  • Bill Lee

    Unfortunately I always skip ads and have adblockers in place so that I don't see ads as well. I wonder how many other people are like me that are skewing these numbers?

  • Sonya A. Willis

    I have no problem watching ads with reasonable lengths. The storage and streaming has to be paid for somehow. I just want them to target me even better. For example, I'm in the process of buying a new SUV and relocating to Austin, TX. I would love to get customized info from Toyota and apartment info. from Austin.

  • Kelsey Hannan

    I've personally not 'skipped' ads because I felt like that by enduring one full ad, I would prevent them from coming up more often. I suspect many people are doing this.

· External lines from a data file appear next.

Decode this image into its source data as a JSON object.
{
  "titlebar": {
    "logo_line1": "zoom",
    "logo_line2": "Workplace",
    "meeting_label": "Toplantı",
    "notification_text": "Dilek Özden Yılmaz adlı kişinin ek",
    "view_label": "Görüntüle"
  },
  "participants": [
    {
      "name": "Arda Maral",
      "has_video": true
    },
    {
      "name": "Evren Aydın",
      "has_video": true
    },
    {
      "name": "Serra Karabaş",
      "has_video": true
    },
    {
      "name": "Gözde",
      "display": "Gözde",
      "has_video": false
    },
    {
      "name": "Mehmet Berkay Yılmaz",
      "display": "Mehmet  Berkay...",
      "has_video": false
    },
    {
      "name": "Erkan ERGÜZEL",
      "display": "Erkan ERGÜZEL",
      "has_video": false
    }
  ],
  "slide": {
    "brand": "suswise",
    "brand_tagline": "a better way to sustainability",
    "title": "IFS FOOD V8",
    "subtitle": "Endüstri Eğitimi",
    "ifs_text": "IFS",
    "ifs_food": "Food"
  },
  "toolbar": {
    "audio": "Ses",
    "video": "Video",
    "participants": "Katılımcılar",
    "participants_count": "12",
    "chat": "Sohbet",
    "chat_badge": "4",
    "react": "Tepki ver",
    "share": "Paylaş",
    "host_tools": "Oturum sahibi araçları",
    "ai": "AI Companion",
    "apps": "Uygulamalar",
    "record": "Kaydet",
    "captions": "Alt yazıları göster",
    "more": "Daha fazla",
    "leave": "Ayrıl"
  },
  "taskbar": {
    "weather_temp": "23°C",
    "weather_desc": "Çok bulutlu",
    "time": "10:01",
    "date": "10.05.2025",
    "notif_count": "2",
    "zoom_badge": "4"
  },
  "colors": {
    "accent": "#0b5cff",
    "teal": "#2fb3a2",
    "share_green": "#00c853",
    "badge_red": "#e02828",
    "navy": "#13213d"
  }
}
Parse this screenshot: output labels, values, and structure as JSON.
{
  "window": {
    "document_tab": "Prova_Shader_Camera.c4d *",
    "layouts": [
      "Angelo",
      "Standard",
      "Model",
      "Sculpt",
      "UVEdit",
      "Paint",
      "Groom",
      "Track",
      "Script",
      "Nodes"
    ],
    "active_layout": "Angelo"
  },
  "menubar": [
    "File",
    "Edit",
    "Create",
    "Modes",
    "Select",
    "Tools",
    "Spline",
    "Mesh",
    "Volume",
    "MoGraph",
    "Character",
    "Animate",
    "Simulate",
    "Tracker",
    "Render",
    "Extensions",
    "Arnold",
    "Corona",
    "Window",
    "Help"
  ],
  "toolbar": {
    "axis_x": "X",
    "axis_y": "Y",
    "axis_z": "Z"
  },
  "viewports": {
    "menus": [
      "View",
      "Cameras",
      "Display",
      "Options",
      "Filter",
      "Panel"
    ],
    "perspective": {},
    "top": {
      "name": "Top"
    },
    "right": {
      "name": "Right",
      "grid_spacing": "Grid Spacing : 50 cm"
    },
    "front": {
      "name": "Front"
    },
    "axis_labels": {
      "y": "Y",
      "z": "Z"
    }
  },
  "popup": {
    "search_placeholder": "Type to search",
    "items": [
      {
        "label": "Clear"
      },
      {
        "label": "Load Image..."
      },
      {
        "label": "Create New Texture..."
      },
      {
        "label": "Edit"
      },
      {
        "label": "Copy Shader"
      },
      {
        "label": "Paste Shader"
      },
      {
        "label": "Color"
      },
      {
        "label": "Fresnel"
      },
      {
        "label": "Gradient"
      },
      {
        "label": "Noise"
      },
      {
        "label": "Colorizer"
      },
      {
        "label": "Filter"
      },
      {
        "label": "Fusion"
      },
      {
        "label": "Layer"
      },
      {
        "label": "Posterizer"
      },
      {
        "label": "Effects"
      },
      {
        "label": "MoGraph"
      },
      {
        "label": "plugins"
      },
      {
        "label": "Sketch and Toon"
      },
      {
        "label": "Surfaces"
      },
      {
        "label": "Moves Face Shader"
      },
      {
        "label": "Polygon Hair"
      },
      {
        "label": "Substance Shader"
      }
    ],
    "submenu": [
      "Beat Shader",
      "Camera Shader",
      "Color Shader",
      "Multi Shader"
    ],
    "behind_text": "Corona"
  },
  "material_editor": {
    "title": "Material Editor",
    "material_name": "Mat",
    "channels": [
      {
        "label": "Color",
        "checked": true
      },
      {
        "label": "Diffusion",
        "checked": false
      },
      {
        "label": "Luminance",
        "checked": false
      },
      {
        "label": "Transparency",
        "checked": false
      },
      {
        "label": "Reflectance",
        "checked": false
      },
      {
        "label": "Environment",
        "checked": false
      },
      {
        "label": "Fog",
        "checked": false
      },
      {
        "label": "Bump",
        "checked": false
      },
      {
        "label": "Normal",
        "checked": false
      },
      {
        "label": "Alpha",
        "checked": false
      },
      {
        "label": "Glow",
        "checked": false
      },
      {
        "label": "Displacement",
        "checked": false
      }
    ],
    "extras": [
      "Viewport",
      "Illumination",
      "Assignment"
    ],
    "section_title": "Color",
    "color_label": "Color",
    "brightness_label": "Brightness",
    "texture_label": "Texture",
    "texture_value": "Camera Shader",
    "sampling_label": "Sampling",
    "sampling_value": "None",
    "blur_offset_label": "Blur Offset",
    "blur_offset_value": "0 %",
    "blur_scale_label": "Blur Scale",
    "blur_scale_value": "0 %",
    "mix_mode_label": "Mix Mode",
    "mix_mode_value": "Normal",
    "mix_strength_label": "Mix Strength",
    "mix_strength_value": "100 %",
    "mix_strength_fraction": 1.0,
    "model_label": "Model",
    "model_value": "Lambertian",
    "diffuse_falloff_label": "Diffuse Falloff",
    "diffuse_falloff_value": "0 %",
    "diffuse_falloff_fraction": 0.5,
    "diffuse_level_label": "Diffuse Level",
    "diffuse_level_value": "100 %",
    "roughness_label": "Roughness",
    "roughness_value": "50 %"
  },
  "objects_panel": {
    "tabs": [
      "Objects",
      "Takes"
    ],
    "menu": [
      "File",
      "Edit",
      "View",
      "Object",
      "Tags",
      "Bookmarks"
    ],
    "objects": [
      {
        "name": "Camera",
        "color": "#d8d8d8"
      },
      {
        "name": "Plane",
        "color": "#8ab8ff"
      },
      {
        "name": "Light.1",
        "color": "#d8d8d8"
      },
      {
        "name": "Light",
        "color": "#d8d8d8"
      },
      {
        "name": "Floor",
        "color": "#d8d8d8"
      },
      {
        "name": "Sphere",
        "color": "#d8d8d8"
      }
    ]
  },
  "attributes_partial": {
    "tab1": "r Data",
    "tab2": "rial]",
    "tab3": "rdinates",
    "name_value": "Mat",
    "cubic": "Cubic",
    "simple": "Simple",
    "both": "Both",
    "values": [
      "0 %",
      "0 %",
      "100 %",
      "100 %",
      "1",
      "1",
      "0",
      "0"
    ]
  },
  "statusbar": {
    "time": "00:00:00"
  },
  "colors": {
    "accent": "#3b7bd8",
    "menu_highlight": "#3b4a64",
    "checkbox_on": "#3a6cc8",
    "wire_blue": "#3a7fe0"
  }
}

    Does anyone know if the number of ads one receives goes up if a user decides to skip an ad? (As in, do they get hit with more ads later as a result?)

  • Alex S

    if you give user a choice they more like you so that's why there is only 30% skips. Elegant ad is good ad. Aggressive full display ad is bad ad.